Hormonal Contraception and HIV: Weighing the Evidence and Balancing the Risks
An article in yesterday's New York Times by Pam Belluck suggesting that injectable contraceptive use might double the risk of HIV transmission among women and their partners sent a wave of anxiety through the global public health community. The story is based on a study conducted in Africa by Renee Heffron and her colleagues and published online this week in The Lancet. Heffron's study suggests that HIV-negative women using injectable contraception might face a two-fold risk of acquiring HIV from their infected partners, and that HIV-positive women using injectable contraceptives may be twice as likely to pass the virus on to their uninfected partners.
The Heffron study also found that pregnancy doubled women's risk of HIV infection, underscoring the complex interplay of sexual and reproductive health.
If the findings on injectable contraceptives are confirmed through further research, the implications are profound. Women make up 60 percent of those infected with HIV in sub-Saharan and are highly vulnerable to HIV infection for a range of economic, social, and biological reasons. Women are simultaneously at high risk of death and disability from complications of pregnancy and unsafe of abortion. Ending the spread of HIV, filling the unmet need for contraception, and preventing the large number of unintended pregnancies in Africa are critical and highly-intertwined global health goals which, if reached, would save millions of lives and dramatically improve prospects for women and children.

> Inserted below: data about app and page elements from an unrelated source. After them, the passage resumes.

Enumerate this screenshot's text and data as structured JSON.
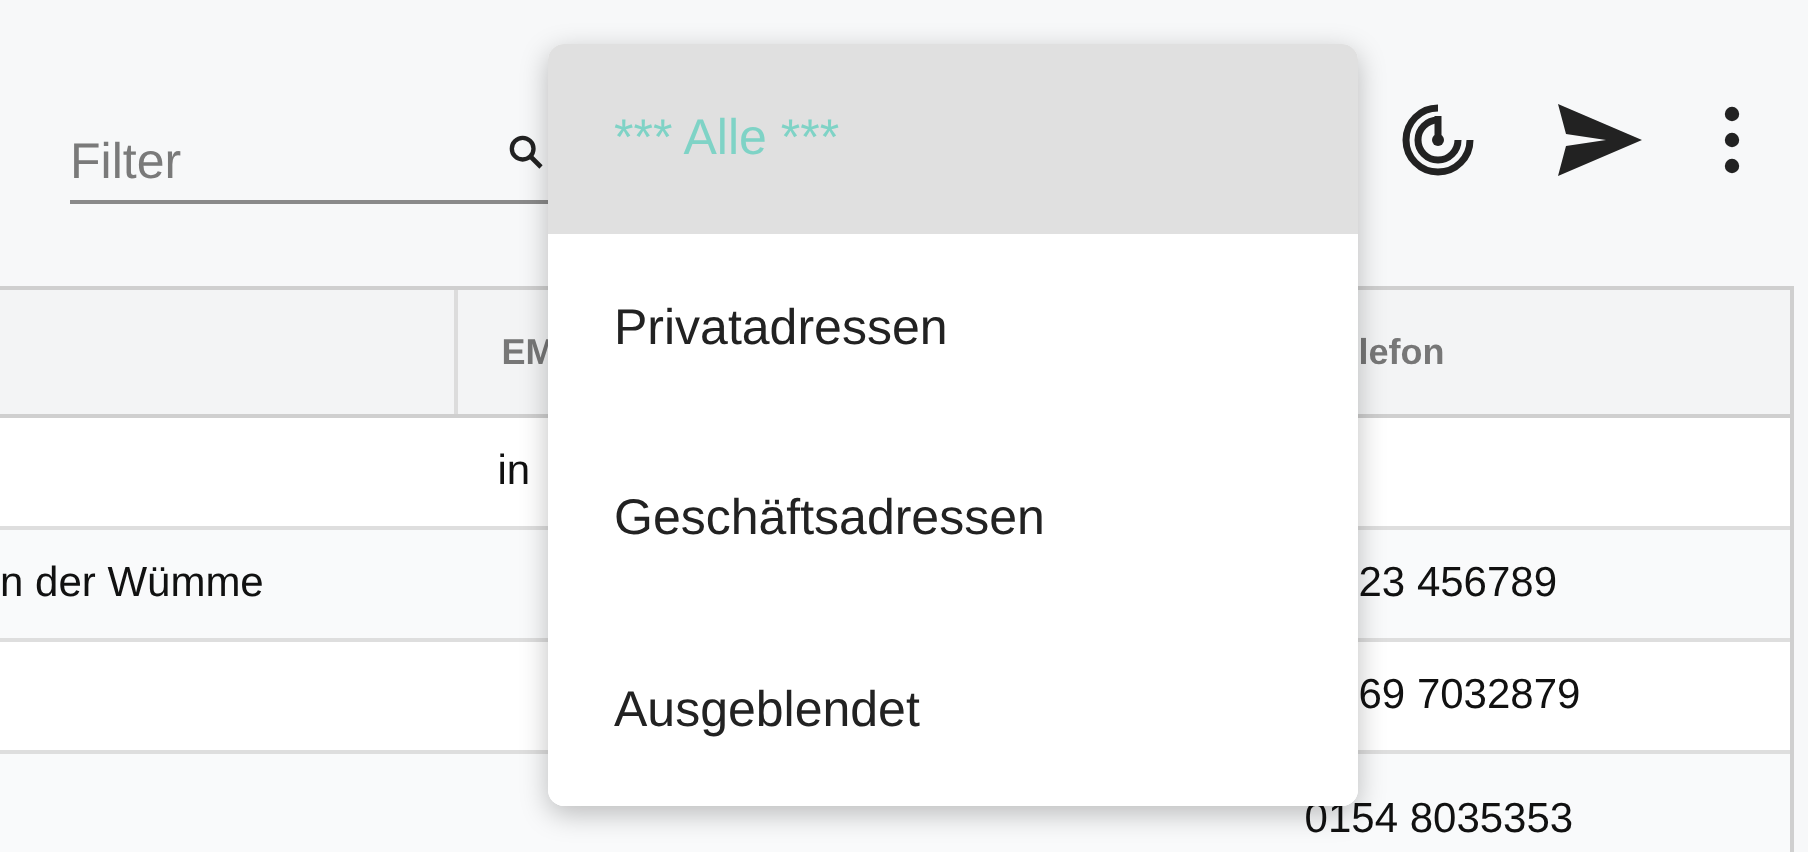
{
  "toolbar": {
    "filter": {
      "placeholder": "Filter"
    }
  },
  "table": {
    "columns": [
      "",
      "EM",
      "lefon"
    ],
    "rows": [
      [
        "",
        "in",
        ""
      ],
      [
        "n der Wümme",
        "",
        "23 456789"
      ],
      [
        "",
        "",
        "69 7032879"
      ],
      [
        "",
        "",
        "0154 8035353"
      ]
    ]
  },
  "dropdown": {
    "items": [
      {
        "label": "*** Alle ***",
        "selected": true
      },
      {
        "label": "Privatadressen",
        "selected": false
      },
      {
        "label": "Geschäftsadressen",
        "selected": false
      },
      {
        "label": "Ausgeblendet",
        "selected": false
      }
    ]
  }
}
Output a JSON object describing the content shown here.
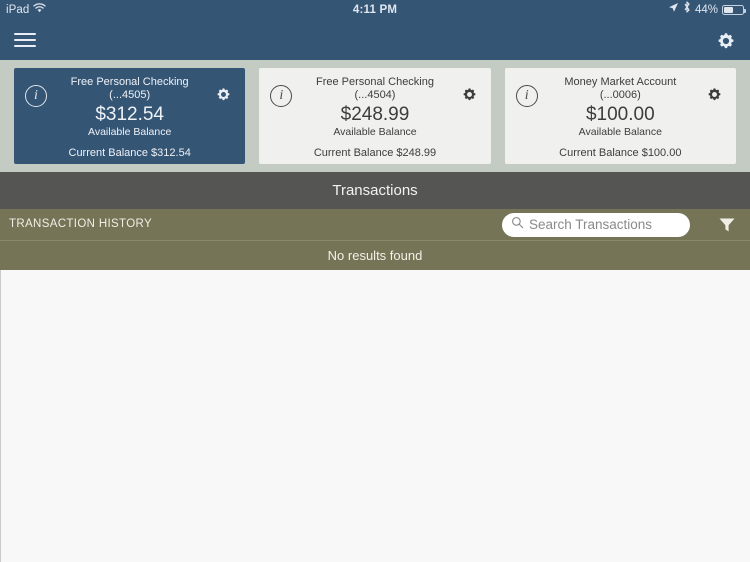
{
  "statusbar": {
    "carrier": "iPad",
    "wifi_icon": "wifi-icon",
    "time": "4:11 PM",
    "location_icon": "location-arrow-icon",
    "bluetooth_icon": "bluetooth-icon",
    "battery_percent": "44%"
  },
  "navbar": {
    "menu_icon": "hamburger-menu-icon",
    "settings_icon": "gear-icon",
    "accent_color": "#355575"
  },
  "accounts": {
    "background_color": "#c3cbc3",
    "cards": [
      {
        "name": "Free Personal Checking",
        "mask": "(...4505)",
        "amount": "$312.54",
        "available_label": "Available Balance",
        "current_label": "Current Balance $312.54",
        "selected": true,
        "info_icon": "info-circle-icon",
        "gear_icon": "gear-icon"
      },
      {
        "name": "Free Personal Checking",
        "mask": "(...4504)",
        "amount": "$248.99",
        "available_label": "Available Balance",
        "current_label": "Current Balance $248.99",
        "selected": false,
        "info_icon": "info-circle-icon",
        "gear_icon": "gear-icon"
      },
      {
        "name": "Money Market Account",
        "mask": "(...0006)",
        "amount": "$100.00",
        "available_label": "Available Balance",
        "current_label": "Current Balance $100.00",
        "selected": false,
        "info_icon": "info-circle-icon",
        "gear_icon": "gear-icon"
      }
    ]
  },
  "section": {
    "title": "Transactions",
    "title_bar_color": "#555553"
  },
  "history": {
    "label": "TRANSACTION HISTORY",
    "bar_color": "#767456",
    "search": {
      "placeholder": "Search Transactions",
      "value": "",
      "icon": "search-icon"
    },
    "filter_icon": "filter-funnel-icon"
  },
  "results": {
    "empty_message": "No results found"
  }
}
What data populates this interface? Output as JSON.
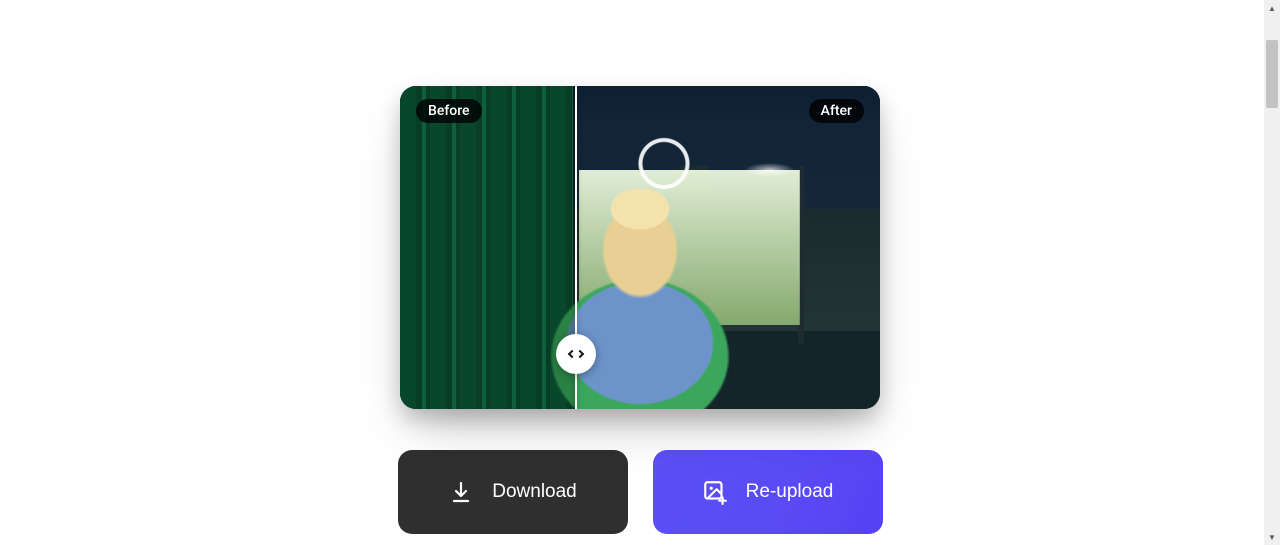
{
  "comparison": {
    "before_label": "Before",
    "after_label": "After"
  },
  "actions": {
    "download_label": "Download",
    "reupload_label": "Re-upload"
  }
}
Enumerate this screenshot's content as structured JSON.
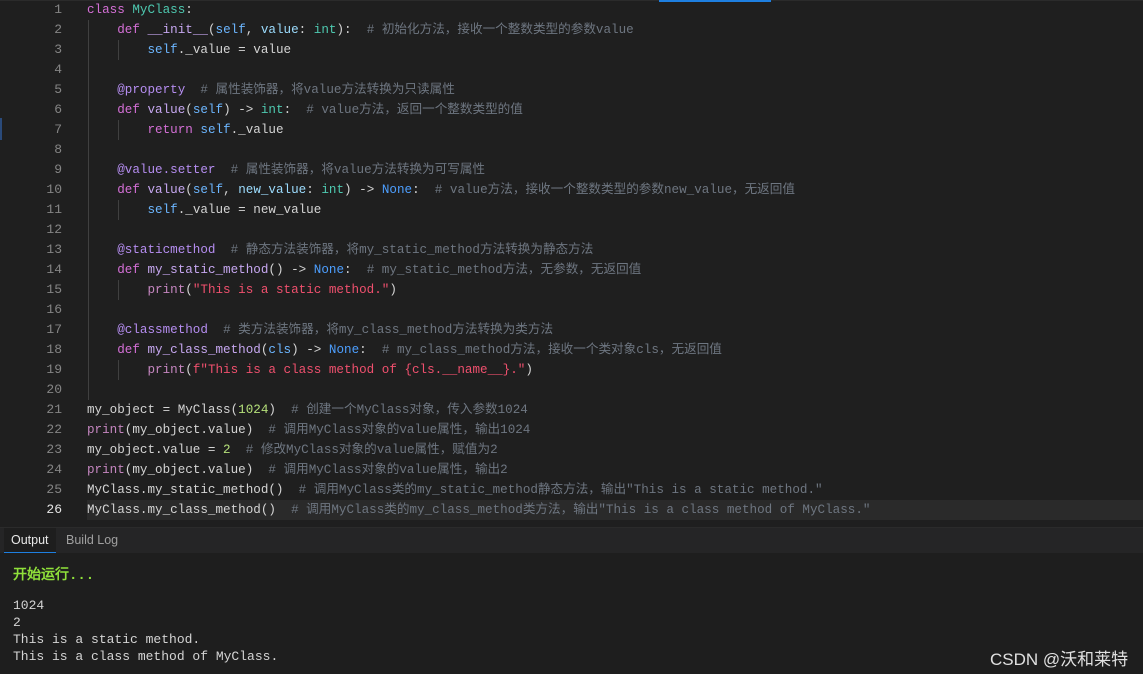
{
  "editor": {
    "current_line": 26,
    "lines": [
      {
        "n": "1",
        "tokens": [
          {
            "t": "k",
            "v": "class"
          },
          {
            "t": "x",
            "v": " "
          },
          {
            "t": "c",
            "v": "MyClass"
          },
          {
            "t": "x",
            "v": ":"
          }
        ]
      },
      {
        "n": "2",
        "tokens": [
          {
            "t": "x",
            "v": "    "
          },
          {
            "t": "k",
            "v": "def"
          },
          {
            "t": "x",
            "v": " "
          },
          {
            "t": "f",
            "v": "__init__"
          },
          {
            "t": "x",
            "v": "("
          },
          {
            "t": "s",
            "v": "self"
          },
          {
            "t": "x",
            "v": ", "
          },
          {
            "t": "p",
            "v": "value"
          },
          {
            "t": "x",
            "v": ": "
          },
          {
            "t": "t",
            "v": "int"
          },
          {
            "t": "x",
            "v": "):  "
          },
          {
            "t": "cm",
            "v": "# 初始化方法，接收一个整数类型的参数value"
          }
        ]
      },
      {
        "n": "3",
        "tokens": [
          {
            "t": "x",
            "v": "        "
          },
          {
            "t": "s",
            "v": "self"
          },
          {
            "t": "x",
            "v": "._value = value"
          }
        ]
      },
      {
        "n": "4",
        "tokens": []
      },
      {
        "n": "5",
        "tokens": [
          {
            "t": "x",
            "v": "    "
          },
          {
            "t": "d",
            "v": "@property"
          },
          {
            "t": "x",
            "v": "  "
          },
          {
            "t": "cm",
            "v": "# 属性装饰器，将value方法转换为只读属性"
          }
        ]
      },
      {
        "n": "6",
        "tokens": [
          {
            "t": "x",
            "v": "    "
          },
          {
            "t": "k",
            "v": "def"
          },
          {
            "t": "x",
            "v": " "
          },
          {
            "t": "f",
            "v": "value"
          },
          {
            "t": "x",
            "v": "("
          },
          {
            "t": "s",
            "v": "self"
          },
          {
            "t": "x",
            "v": ") -> "
          },
          {
            "t": "t",
            "v": "int"
          },
          {
            "t": "x",
            "v": ":  "
          },
          {
            "t": "cm",
            "v": "# value方法，返回一个整数类型的值"
          }
        ]
      },
      {
        "n": "7",
        "tokens": [
          {
            "t": "x",
            "v": "        "
          },
          {
            "t": "k",
            "v": "return"
          },
          {
            "t": "x",
            "v": " "
          },
          {
            "t": "s",
            "v": "self"
          },
          {
            "t": "x",
            "v": "._value"
          }
        ]
      },
      {
        "n": "8",
        "tokens": []
      },
      {
        "n": "9",
        "tokens": [
          {
            "t": "x",
            "v": "    "
          },
          {
            "t": "d",
            "v": "@value.setter"
          },
          {
            "t": "x",
            "v": "  "
          },
          {
            "t": "cm",
            "v": "# 属性装饰器，将value方法转换为可写属性"
          }
        ]
      },
      {
        "n": "10",
        "tokens": [
          {
            "t": "x",
            "v": "    "
          },
          {
            "t": "k",
            "v": "def"
          },
          {
            "t": "x",
            "v": " "
          },
          {
            "t": "f",
            "v": "value"
          },
          {
            "t": "x",
            "v": "("
          },
          {
            "t": "s",
            "v": "self"
          },
          {
            "t": "x",
            "v": ", "
          },
          {
            "t": "p",
            "v": "new_value"
          },
          {
            "t": "x",
            "v": ": "
          },
          {
            "t": "t",
            "v": "int"
          },
          {
            "t": "x",
            "v": ") -> "
          },
          {
            "t": "n",
            "v": "None"
          },
          {
            "t": "x",
            "v": ":  "
          },
          {
            "t": "cm",
            "v": "# value方法，接收一个整数类型的参数new_value，无返回值"
          }
        ]
      },
      {
        "n": "11",
        "tokens": [
          {
            "t": "x",
            "v": "        "
          },
          {
            "t": "s",
            "v": "self"
          },
          {
            "t": "x",
            "v": "._value = new_value"
          }
        ]
      },
      {
        "n": "12",
        "tokens": []
      },
      {
        "n": "13",
        "tokens": [
          {
            "t": "x",
            "v": "    "
          },
          {
            "t": "d",
            "v": "@staticmethod"
          },
          {
            "t": "x",
            "v": "  "
          },
          {
            "t": "cm",
            "v": "# 静态方法装饰器，将my_static_method方法转换为静态方法"
          }
        ]
      },
      {
        "n": "14",
        "tokens": [
          {
            "t": "x",
            "v": "    "
          },
          {
            "t": "k",
            "v": "def"
          },
          {
            "t": "x",
            "v": " "
          },
          {
            "t": "f",
            "v": "my_static_method"
          },
          {
            "t": "x",
            "v": "() -> "
          },
          {
            "t": "n",
            "v": "None"
          },
          {
            "t": "x",
            "v": ":  "
          },
          {
            "t": "cm",
            "v": "# my_static_method方法，无参数，无返回值"
          }
        ]
      },
      {
        "n": "15",
        "tokens": [
          {
            "t": "x",
            "v": "        "
          },
          {
            "t": "b",
            "v": "print"
          },
          {
            "t": "x",
            "v": "("
          },
          {
            "t": "str",
            "v": "\"This is a static method.\""
          },
          {
            "t": "x",
            "v": ")"
          }
        ]
      },
      {
        "n": "16",
        "tokens": []
      },
      {
        "n": "17",
        "tokens": [
          {
            "t": "x",
            "v": "    "
          },
          {
            "t": "d",
            "v": "@classmethod"
          },
          {
            "t": "x",
            "v": "  "
          },
          {
            "t": "cm",
            "v": "# 类方法装饰器，将my_class_method方法转换为类方法"
          }
        ]
      },
      {
        "n": "18",
        "tokens": [
          {
            "t": "x",
            "v": "    "
          },
          {
            "t": "k",
            "v": "def"
          },
          {
            "t": "x",
            "v": " "
          },
          {
            "t": "f",
            "v": "my_class_method"
          },
          {
            "t": "x",
            "v": "("
          },
          {
            "t": "s",
            "v": "cls"
          },
          {
            "t": "x",
            "v": ") -> "
          },
          {
            "t": "n",
            "v": "None"
          },
          {
            "t": "x",
            "v": ":  "
          },
          {
            "t": "cm",
            "v": "# my_class_method方法，接收一个类对象cls，无返回值"
          }
        ]
      },
      {
        "n": "19",
        "tokens": [
          {
            "t": "x",
            "v": "        "
          },
          {
            "t": "b",
            "v": "print"
          },
          {
            "t": "x",
            "v": "("
          },
          {
            "t": "str",
            "v": "f\"This is a class method of {cls.__name__}.\""
          },
          {
            "t": "x",
            "v": ")"
          }
        ]
      },
      {
        "n": "20",
        "tokens": []
      },
      {
        "n": "21",
        "tokens": [
          {
            "t": "x",
            "v": "my_object = MyClass("
          },
          {
            "t": "num",
            "v": "1024"
          },
          {
            "t": "x",
            "v": ")  "
          },
          {
            "t": "cm",
            "v": "# 创建一个MyClass对象，传入参数1024"
          }
        ]
      },
      {
        "n": "22",
        "tokens": [
          {
            "t": "b",
            "v": "print"
          },
          {
            "t": "x",
            "v": "(my_object.value)  "
          },
          {
            "t": "cm",
            "v": "# 调用MyClass对象的value属性，输出1024"
          }
        ]
      },
      {
        "n": "23",
        "tokens": [
          {
            "t": "x",
            "v": "my_object.value = "
          },
          {
            "t": "num",
            "v": "2"
          },
          {
            "t": "x",
            "v": "  "
          },
          {
            "t": "cm",
            "v": "# 修改MyClass对象的value属性，赋值为2"
          }
        ]
      },
      {
        "n": "24",
        "tokens": [
          {
            "t": "b",
            "v": "print"
          },
          {
            "t": "x",
            "v": "(my_object.value)  "
          },
          {
            "t": "cm",
            "v": "# 调用MyClass对象的value属性，输出2"
          }
        ]
      },
      {
        "n": "25",
        "tokens": [
          {
            "t": "x",
            "v": "MyClass.my_static_method()  "
          },
          {
            "t": "cm",
            "v": "# 调用MyClass类的my_static_method静态方法，输出\"This is a static method.\""
          }
        ]
      },
      {
        "n": "26",
        "tokens": [
          {
            "t": "x",
            "v": "MyClass.my_class_method()  "
          },
          {
            "t": "cm",
            "v": "# 调用MyClass类的my_class_method类方法，输出\"This is a class method of MyClass.\""
          }
        ]
      }
    ]
  },
  "panel": {
    "tabs": [
      {
        "label": "Output",
        "active": true
      },
      {
        "label": "Build Log",
        "active": false
      }
    ],
    "start_message": "开始运行...",
    "output_lines": [
      "1024",
      "2",
      "This is a static method.",
      "This is a class method of MyClass."
    ]
  },
  "watermark": "CSDN @沃和莱特",
  "colors": {
    "accent": "#1e7fe0",
    "background": "#1f1f1f",
    "start_message": "#8fe03a"
  }
}
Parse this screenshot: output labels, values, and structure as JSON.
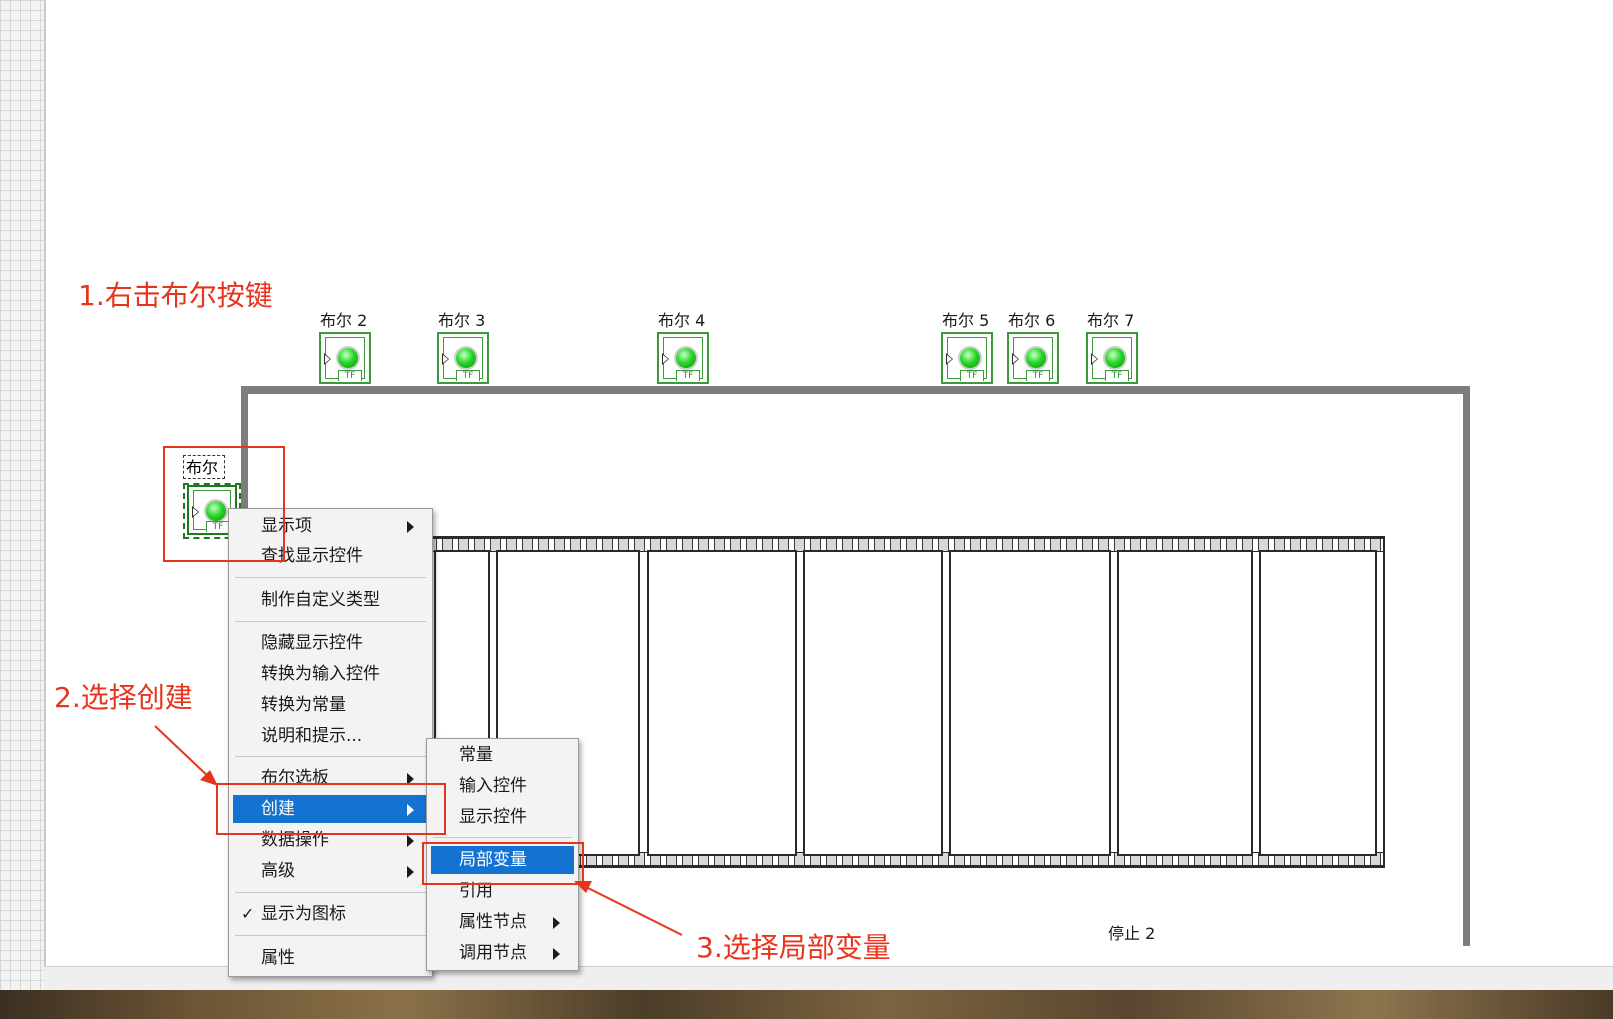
{
  "annotations": {
    "step1": "1.右击布尔按键",
    "step2": "2.选择创建",
    "step3": "3.选择局部变量"
  },
  "booleans": {
    "b2": "布尔 2",
    "b3": "布尔 3",
    "b4": "布尔 4",
    "b5": "布尔 5",
    "b6": "布尔 6",
    "b7": "布尔 7",
    "selected": "布尔",
    "tf_text": "TF"
  },
  "stop_label": "停止 2",
  "context_menu": {
    "items": [
      {
        "label": "显示项",
        "submenu": true
      },
      {
        "label": "查找显示控件"
      },
      {
        "label": "制作自定义类型"
      },
      {
        "label": "隐藏显示控件"
      },
      {
        "label": "转换为输入控件"
      },
      {
        "label": "转换为常量"
      },
      {
        "label": "说明和提示..."
      },
      {
        "label": "布尔选板",
        "submenu": true
      },
      {
        "label": "创建",
        "submenu": true,
        "highlighted": true
      },
      {
        "label": "数据操作",
        "submenu": true
      },
      {
        "label": "高级",
        "submenu": true
      },
      {
        "label": "显示为图标",
        "checked": true
      },
      {
        "label": "属性"
      }
    ],
    "check_mark": "✓"
  },
  "submenu": {
    "items": [
      {
        "label": "常量"
      },
      {
        "label": "输入控件"
      },
      {
        "label": "显示控件"
      },
      {
        "label": "局部变量",
        "highlighted": true
      },
      {
        "label": "引用"
      },
      {
        "label": "属性节点",
        "submenu": true
      },
      {
        "label": "调用节点",
        "submenu": true
      }
    ]
  },
  "colors": {
    "annotation": "#e8341c",
    "highlight": "#1473d1",
    "terminal_green": "#3c9a3c",
    "wire_gray": "#7d7d7d"
  }
}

Remove injectable contraceptives from this mix and the picture becomes rather bleak. “The injectable birth control shot has revolutionized women’s access to modern contraception in developing countries," said Latanya Mapp Frett, Vice President-Global, of Planned Parenthood Federation of America. "This method allows women with infrequent access to health centers to prevent unintended pregnancy, thereby reducing rates of complicated pregnancies, unsafe abortion and maternal death. We need to seriously weigh the evidence before restricting women’s access to this life-saving resource.”
As the Times noted, the World Health Organization (WHO) plans to convene a meeting in January 2012 to review the Heffron study in light of existing evidence and examine the meaning of these findings for delivery of health services.
The possibility that one proven and highly effective health intervention--injectable hormonal contraception--is exacerbating another public health crisis is of course cause for deep concern, and raised reasonable questions among advocates as to why WHO would wait until January to convene a meeting on these issues, and whether distribution of injectable contraceptives should be halted immediately.
Experts say: "Not so fast."